General Electric Co. became the first major U.S. company to sell an Islamic bond, paving the way for other Western firms to tap religiously minded investors in the Middle East and elsewhere.
On Thursday, the company's GE Capital unit sold a five-year, $500 million Islamic bond, orsukuk, and suggested more was to come.
"We intend to be regular issuers in the sukuk market and are heartened by the support we have seen in this first transaction," GE's senior vice president and treasurer, Kathy Cassidy, said.
Melding modern finance with Islamic law—which, among other things, forbids the payment of interest—is no easy task. Rather than functioning like a traditional corporate bond, a sukuk is structured to collect a stream of income from a group of underlying assets. In GE's case, the income will come from aircraft leases.
GE's sukuk sale is a major shot in the arm for the Islamic-bond market, which reeled in the wake of the global financial crisis and the collapse of real-estate bubbles in the Persian Gulf. This year, a Kuwaiti firm defaulted on its sukuk, and several issuers in the region have tried to restructure debt.
"This is a big deal," said Ibrahim Mardam-Bey, chief executive of Siraj Capital, an investment firm in Saudi Arabia. People in the industry have been "eagerly awaiting something good like this to reignite the market."
Mr. Mardam-Bey said he is working with a client, an American oil-and-gas company listed on the New York Stock Exchange, to issue a sukuk later this year or early 2010.
Borrowers already have begun returning as the crisis recedes and a tentative economic recovery takes hold. This year, issuers have sold $16.8 billion in Islamic bonds, according to data provider Dealogic, not including GE's transaction. That outstrips last year's total, but remains well below the record haul of $27.2 billion in 2007.
Among those tapping the market this year: the government of Indonesia and the International Finance Corp., an arm of the World Bank, which issued a $100 million sukuk in October.
For GE, access to new investors appears to have been worth the hassle involved in a nonconventional form of financing. To issue Islamic bonds, companies must seek the approval of scholars well-versed in Islamic law, or shariah. They also need to examine the legal and tax implications involved in issuing such debt. The transaction was "more involved than a typical bond offering," said a GE representative. "It should be more efficient next time."
The company's first sukuk is "strategically important" in opening up a new investor base, Ms. Cassidy said. Transactions like the sukuk are part of a broader effort to diversify the company's sources of funds, she said.
The yield on the bonds was 1.75 percentage points higher than comparable Treasurys, a banker familiar with the transaction said. That is only slightly higher than what GE Capital paid this month when it issued $1.5 billion of regular five-year bonds, which carried a premium of 1.55 percentage points over Treasurys.

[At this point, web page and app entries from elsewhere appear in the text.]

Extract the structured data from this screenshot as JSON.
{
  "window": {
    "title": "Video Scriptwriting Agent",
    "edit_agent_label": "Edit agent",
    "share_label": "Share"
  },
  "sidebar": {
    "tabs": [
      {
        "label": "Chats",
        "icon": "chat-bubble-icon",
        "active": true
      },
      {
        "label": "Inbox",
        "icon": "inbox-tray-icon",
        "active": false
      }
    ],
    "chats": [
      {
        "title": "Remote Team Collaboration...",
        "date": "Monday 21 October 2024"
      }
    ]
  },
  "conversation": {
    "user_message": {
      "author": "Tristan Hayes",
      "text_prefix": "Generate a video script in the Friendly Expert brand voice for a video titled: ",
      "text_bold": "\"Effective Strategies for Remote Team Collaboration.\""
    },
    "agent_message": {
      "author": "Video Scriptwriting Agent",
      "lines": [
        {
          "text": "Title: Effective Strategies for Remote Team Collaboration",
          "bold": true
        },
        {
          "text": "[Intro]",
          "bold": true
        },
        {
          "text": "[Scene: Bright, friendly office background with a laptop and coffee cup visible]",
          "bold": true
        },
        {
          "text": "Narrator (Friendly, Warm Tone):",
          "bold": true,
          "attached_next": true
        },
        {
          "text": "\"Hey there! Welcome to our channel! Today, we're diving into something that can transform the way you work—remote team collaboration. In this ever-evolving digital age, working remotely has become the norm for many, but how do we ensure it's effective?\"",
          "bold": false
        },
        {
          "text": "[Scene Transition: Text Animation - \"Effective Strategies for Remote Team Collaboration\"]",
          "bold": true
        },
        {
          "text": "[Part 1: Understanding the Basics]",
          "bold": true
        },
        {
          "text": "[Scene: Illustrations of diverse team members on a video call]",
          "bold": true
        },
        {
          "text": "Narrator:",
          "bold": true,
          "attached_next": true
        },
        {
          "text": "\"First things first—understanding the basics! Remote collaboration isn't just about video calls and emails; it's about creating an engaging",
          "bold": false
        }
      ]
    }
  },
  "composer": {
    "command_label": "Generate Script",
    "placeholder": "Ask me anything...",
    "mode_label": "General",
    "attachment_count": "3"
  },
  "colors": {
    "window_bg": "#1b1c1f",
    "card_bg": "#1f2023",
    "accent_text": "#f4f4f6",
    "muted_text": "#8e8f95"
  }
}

GE's transaction is by far the largest by an American company. One earlier transaction came when East Cameron Partners, a Louisiana oil-and-gas firm, issued $166 million in Islamic bonds in 2006. The company filed for bankruptcy last year, and an initial ruling by a bankruptcy-court judge supported the bondholders' claim that they had the right to the underlying assets.
Investors and others involved in Islamic finance expressed hope that the GE transaction would prove a watershed.
"The really important thing is that big, established players are now stepping into the market; that can only increase investor confidence," said Yusuf Talal DeLorenzo, a shariah scholar based in the U.S.
source: The Wall Street Journal